PROVIDED DATA:
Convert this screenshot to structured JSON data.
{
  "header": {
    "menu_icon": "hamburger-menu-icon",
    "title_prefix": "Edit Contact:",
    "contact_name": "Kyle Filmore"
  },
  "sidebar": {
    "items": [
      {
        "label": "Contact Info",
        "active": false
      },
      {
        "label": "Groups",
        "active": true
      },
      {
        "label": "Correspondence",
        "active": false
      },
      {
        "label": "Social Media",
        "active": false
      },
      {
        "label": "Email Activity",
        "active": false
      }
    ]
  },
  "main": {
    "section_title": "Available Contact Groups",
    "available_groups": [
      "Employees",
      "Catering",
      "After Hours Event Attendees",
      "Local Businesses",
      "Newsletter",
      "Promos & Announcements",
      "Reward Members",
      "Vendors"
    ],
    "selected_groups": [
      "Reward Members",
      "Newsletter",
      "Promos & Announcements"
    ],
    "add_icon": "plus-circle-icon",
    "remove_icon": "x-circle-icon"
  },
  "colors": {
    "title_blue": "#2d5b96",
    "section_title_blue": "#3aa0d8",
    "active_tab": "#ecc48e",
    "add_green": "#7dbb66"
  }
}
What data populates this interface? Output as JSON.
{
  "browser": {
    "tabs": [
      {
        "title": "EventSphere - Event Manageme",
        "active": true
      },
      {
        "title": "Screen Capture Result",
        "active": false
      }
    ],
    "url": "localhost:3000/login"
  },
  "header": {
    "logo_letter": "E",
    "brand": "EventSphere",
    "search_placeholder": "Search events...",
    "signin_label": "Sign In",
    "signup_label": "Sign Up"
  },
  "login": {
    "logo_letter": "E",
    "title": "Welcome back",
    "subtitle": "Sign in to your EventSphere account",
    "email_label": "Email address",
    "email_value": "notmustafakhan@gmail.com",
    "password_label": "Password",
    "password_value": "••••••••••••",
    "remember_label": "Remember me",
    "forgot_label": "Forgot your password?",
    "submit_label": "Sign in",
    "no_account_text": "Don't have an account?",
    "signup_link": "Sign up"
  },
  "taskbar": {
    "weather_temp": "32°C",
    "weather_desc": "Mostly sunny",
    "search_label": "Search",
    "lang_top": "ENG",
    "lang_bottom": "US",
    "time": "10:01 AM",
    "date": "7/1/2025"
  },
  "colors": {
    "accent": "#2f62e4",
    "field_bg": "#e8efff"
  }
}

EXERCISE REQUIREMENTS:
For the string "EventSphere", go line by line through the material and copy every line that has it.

RESULT FOR THIS EXERCISE:
        "title": "EventSphere - Event Manageme",
    "brand": "EventSphere",
    "subtitle": "Sign in to your EventSphere account",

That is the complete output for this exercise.